Key Weaknesses: Tendency to chaos. Tasks will be late and appointments missed. Finds it difficult to delegate tasks in a structured way.
The Confused Novice
The confused novice has recently realized that there don’t seem to be enough hours in the day and is looking for help in becoming more productive. They may have read a book or two, perhaps even tried to implement some techniques, but have become disheartened at how convoluted everything seems. Their frustration is compounded by their apparent inability to execute what everybody else out there on Amazon and Google seems to be raving about as ‘straightforward’ and ‘intuitive’. Strangely, the Confused Novice now seems to be spending more time trying to apply these techniques than actually doing real work, so things seem worse than ever…
Key Strengths: Open to new ideas. Willing to experiment with new techniques. Likely to enthuse others with the discovery of new ideas to try out.
Key Weaknesses: Tendency to get disheartened, or even give up. Feelings of failure after trying to “jump in at the deep end” can lead to a worsening of productivity. Stop-start approach to trying new things can be disruptive to themselves and others.

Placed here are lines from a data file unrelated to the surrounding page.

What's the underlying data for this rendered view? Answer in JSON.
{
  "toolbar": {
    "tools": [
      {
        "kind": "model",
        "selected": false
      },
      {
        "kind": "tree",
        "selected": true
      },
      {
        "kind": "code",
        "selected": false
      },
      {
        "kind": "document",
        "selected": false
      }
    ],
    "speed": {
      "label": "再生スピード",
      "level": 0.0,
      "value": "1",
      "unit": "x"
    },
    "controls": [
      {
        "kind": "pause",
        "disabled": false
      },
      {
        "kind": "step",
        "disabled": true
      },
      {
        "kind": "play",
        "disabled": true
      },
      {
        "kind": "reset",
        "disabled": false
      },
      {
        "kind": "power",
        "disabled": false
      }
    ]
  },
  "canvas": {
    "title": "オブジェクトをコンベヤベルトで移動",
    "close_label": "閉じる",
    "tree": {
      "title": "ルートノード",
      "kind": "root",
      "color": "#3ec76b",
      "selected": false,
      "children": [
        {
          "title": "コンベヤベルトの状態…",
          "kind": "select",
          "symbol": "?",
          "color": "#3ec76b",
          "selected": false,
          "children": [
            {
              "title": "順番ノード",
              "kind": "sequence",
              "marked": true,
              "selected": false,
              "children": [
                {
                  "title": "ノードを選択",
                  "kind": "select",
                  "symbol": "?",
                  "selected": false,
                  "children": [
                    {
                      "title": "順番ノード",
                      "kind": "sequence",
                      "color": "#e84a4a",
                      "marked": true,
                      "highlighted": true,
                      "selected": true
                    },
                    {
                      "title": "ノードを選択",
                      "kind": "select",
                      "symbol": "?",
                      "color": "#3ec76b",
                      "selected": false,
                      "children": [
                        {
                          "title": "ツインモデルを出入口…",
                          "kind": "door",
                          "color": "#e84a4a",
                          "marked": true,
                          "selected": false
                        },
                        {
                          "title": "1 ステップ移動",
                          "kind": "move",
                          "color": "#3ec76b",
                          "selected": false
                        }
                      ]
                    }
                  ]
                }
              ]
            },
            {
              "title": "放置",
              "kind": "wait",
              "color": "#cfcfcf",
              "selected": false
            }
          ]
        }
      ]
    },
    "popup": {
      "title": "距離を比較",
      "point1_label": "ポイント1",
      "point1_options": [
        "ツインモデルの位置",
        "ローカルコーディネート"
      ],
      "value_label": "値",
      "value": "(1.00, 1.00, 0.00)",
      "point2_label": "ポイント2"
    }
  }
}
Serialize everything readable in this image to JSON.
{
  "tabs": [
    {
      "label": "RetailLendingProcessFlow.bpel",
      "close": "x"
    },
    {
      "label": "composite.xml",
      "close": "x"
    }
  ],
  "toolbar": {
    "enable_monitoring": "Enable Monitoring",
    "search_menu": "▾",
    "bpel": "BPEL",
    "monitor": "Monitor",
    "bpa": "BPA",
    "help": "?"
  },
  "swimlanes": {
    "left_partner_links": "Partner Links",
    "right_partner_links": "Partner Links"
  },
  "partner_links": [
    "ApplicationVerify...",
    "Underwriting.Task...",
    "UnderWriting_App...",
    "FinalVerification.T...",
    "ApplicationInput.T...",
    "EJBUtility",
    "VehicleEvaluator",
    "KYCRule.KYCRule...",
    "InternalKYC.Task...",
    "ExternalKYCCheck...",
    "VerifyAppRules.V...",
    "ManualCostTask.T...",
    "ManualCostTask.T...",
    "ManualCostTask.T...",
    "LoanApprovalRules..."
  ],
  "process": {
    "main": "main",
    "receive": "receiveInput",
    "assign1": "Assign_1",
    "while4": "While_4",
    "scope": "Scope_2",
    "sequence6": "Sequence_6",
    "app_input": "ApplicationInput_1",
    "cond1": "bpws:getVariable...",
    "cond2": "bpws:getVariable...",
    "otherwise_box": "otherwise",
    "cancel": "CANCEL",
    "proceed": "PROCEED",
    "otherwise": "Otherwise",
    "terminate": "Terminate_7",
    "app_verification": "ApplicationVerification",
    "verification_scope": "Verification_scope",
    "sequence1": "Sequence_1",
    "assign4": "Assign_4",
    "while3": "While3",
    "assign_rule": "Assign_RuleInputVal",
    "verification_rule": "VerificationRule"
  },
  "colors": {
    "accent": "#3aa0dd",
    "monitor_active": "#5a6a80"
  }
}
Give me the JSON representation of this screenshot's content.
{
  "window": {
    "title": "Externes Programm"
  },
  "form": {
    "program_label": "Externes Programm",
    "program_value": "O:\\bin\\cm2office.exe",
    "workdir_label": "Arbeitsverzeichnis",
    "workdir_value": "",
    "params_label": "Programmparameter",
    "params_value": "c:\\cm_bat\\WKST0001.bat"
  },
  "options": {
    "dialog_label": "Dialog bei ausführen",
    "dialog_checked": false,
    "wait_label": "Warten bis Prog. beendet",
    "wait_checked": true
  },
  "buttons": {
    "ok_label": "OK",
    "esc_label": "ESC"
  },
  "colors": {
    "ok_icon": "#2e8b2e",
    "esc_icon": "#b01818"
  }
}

These examples are clearly caricatures, but many people will identify one or more traits that they exhibit, or have experienced at some point. Organizing is a fluid process that can feel quite chaotic when you’re in the midst of determining the organizational habits that support your natural strengths and aptitudes.
Whether you identify with the Obsessive Organizer or the Confused Novice, by understanding that Organizing is a mental process that you control and can shape to work the way you * want it is the first step towards greater productivity. Make a mental assessment of how well you execute the steps of Decision, Destination and Recall today and consider what actions you could take to improve them.
With a greater awareness of both Collecting and Organizing, you have two powerful components to work within the construction of your personal productivity platform and habit set. Organizing makes the journey towards your goals smoother and more streamlined; Future chaos and stress can be avoided with a small time investment up front. You know the next step; all you have to do is take it.